Wherever the string "Your" shows up in the data below, copy the whole line.

Top of DATA SECTION

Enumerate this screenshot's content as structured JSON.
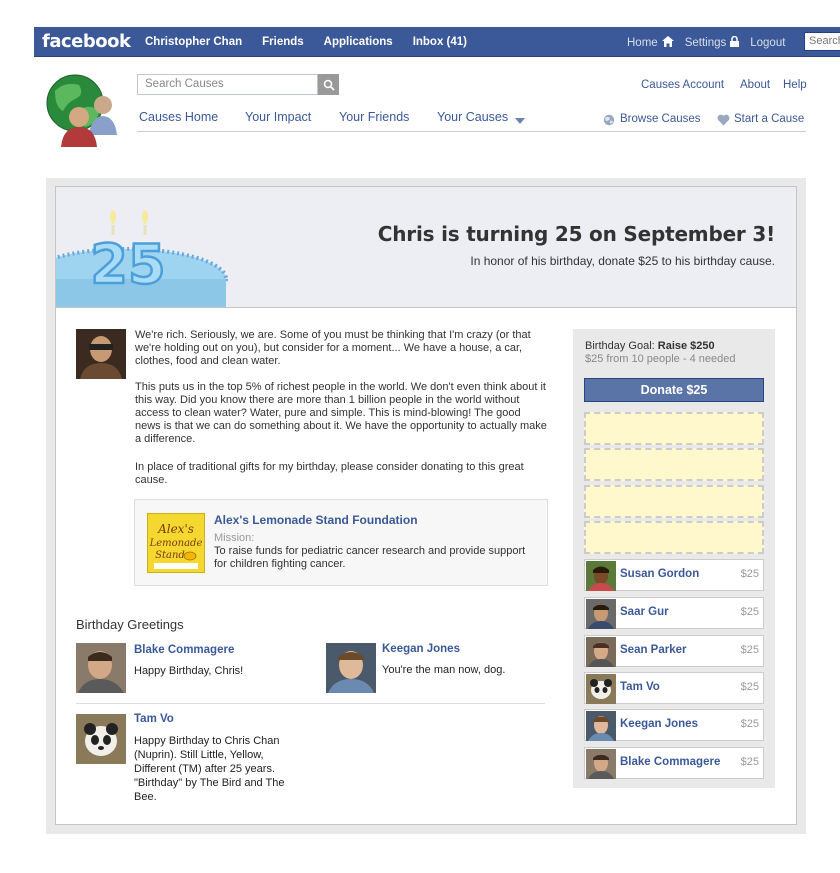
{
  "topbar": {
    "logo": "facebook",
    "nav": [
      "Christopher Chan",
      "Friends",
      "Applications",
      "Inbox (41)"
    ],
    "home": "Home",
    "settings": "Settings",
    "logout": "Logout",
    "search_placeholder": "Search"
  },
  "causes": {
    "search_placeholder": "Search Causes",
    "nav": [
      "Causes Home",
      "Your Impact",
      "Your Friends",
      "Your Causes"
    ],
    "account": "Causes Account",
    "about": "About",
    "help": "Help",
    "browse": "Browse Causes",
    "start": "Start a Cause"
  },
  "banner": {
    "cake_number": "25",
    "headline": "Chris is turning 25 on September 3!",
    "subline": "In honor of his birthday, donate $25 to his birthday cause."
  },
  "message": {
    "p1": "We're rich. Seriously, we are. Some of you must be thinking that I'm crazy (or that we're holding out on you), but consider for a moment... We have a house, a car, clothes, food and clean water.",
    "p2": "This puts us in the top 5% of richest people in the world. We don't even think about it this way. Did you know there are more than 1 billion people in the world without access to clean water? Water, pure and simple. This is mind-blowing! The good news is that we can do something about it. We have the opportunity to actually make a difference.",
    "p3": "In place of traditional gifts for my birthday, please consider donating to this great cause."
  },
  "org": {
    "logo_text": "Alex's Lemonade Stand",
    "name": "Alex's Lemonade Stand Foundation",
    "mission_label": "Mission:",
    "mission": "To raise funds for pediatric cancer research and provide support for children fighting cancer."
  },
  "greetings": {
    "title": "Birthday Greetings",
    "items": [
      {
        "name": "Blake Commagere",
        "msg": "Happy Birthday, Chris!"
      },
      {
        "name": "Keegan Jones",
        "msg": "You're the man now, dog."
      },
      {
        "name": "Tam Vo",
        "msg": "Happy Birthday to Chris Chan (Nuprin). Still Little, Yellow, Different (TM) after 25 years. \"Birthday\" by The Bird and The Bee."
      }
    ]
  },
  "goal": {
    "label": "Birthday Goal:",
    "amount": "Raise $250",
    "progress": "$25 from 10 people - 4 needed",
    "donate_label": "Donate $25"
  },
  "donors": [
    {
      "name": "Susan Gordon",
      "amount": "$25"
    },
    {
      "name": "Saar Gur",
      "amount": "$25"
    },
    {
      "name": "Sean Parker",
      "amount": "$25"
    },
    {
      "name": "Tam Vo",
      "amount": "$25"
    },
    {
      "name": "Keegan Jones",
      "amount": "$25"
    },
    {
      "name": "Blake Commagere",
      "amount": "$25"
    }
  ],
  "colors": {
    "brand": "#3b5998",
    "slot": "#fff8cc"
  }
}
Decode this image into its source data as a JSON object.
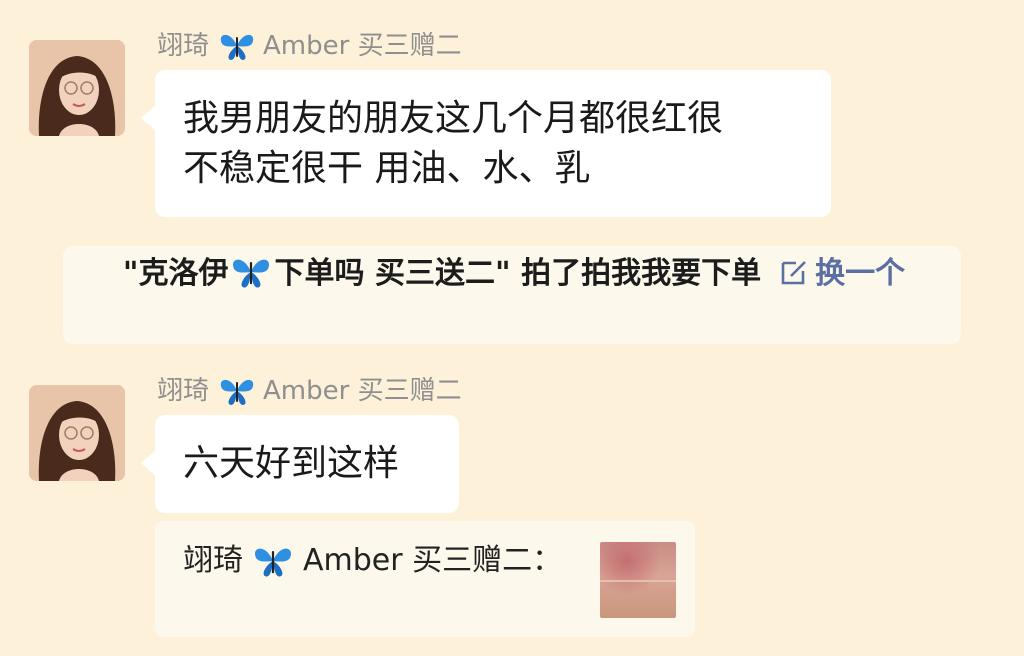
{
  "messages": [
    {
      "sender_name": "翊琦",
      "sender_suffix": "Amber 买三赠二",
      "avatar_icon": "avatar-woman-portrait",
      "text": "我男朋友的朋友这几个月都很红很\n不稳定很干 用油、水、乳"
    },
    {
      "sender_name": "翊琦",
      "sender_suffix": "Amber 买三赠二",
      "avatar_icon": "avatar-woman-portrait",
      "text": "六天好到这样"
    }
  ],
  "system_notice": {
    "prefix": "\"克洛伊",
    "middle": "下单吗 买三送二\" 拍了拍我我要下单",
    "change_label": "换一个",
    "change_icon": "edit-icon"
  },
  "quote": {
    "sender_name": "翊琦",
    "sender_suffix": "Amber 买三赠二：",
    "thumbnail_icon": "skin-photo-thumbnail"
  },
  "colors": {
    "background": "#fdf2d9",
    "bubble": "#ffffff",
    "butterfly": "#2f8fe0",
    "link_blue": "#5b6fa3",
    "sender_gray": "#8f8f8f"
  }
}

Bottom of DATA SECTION
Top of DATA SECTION

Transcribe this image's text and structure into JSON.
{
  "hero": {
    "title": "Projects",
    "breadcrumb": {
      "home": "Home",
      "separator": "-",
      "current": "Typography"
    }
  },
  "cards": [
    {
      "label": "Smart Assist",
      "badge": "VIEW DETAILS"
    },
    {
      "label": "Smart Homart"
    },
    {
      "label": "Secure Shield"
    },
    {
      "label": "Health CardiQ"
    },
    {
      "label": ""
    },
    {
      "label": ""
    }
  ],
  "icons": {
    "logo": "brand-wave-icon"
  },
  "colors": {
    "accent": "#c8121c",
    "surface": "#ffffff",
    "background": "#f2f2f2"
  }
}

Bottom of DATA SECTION

▶ _PROBLEM SOLUTION_
      "Your Impact",
      "Your Friends",
      "Your Causes"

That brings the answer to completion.